Swadeshi dictates that it is each person's duty to find neighbors who can supply our wants. Swadeshi would have every village become an almost self-supporting and self-contained unit, trading only for commodities that are necessary and not locally producible. Each individual would always use home-made things instead of foreign things as long as such use was necessary for the protection of a home industry.

Swadeshi arises out of the philosophy of non-violence. An understanding of economics shows us that buying things from distant people can be harmful because it results in a departure from locally sustainable economies. Non-violence in this case means purchasing everything locally that an individual can. Each individual must not serve a distant neighbor at the expense of the nearest neighbors, and should refuse to buy anything if it injures or interferes with the personal growth of those around them. Swadeshi dictates that it is our immediate duty is to dedicate ourselves to the service of our immediate neighbors.

Gandhi saw that adopting a Swadeshi model of development would result in personal sacrifices to some individuals. But he felt that this was good. Gandhi spoke out against privilege and monopoly. He felt that all material benefits should be shared by everyone. Gandhi saw that this meant that no one person could enjoy an excessively high standard of living. Gandhi advocated a reduction in material possessions so that all people could subsist comfortably.

Gandhi also thought that it was possible to convince people to adopt such sacrifices. He realized the importance of an individual's framing process in dictating their actions. He noted that someone from India of the upper classes would refuse to drink out of the well of an Untouchable even if they were dying of thirst. There are obviously other factors other than resource gain that determine an individual's actions. If the algorithm for resource use becomes a personal philosophy (or 'religion' as Gandhi presented it) that is supported by a social group, individuals will make personal sacrifices.

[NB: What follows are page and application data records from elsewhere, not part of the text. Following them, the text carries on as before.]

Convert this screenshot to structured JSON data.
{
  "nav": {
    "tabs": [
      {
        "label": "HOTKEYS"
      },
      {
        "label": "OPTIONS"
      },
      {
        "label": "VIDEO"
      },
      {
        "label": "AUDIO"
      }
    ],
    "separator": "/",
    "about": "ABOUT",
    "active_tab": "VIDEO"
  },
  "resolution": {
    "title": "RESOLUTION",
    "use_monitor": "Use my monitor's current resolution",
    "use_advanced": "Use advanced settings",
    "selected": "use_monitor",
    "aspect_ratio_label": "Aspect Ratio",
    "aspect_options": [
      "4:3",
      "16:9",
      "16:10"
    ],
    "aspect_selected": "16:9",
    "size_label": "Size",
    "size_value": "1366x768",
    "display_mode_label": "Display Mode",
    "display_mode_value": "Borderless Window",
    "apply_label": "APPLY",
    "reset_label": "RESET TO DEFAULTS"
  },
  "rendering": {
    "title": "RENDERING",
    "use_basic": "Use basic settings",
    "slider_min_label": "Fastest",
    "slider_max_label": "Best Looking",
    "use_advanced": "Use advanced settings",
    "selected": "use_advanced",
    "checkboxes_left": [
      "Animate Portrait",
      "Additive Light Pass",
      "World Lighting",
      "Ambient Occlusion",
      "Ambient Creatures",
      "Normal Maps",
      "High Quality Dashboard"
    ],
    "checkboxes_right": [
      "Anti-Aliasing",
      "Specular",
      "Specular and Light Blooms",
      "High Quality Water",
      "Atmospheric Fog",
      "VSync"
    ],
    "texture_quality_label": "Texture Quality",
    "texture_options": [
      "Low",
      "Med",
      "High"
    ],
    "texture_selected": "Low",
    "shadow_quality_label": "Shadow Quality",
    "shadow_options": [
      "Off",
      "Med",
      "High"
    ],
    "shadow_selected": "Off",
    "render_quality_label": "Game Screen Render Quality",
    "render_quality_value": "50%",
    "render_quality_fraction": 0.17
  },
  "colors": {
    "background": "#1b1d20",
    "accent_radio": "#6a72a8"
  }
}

Swadeshi may be a viable alternative to the economic algorithm. It has local economies being built with the purpose of helping one's neighbor. Economic interactions are not designed to maximize resource availability to each individual but to create the holistic system that everyone wants to see -- a self-sufficient, environmentally sustainable system. Swadeshi is enforced by social selective incentives.

The model of resource allocation decision making that is being used in the western world is severely limited. It assumes a certain, restricted framework of human behaviour where humans act only to increase the availability of material resources to them. Changes to human behaviour within this framework have to be made by an outside agency changing the selective incentives to each individual. This economic algorithm is ineffective because it is not robust when it uses incomplete information and it is too sensitive to political change. This leaves us with the option of altering the human-environment interaction by changing the framing process that each individual uses. There are examples of other decision making algorithms, such as Swadeshi, that could possibly be used to create sustainable human behaviour. To promote sustainable human activity we should reject the economic algorithm focus on developing a new decision making framework." (http://web.uvic.ca/~stucraw/Lethbridge/MyArticles/Economics.htm)

More Information

  1. Global Swadeshi Network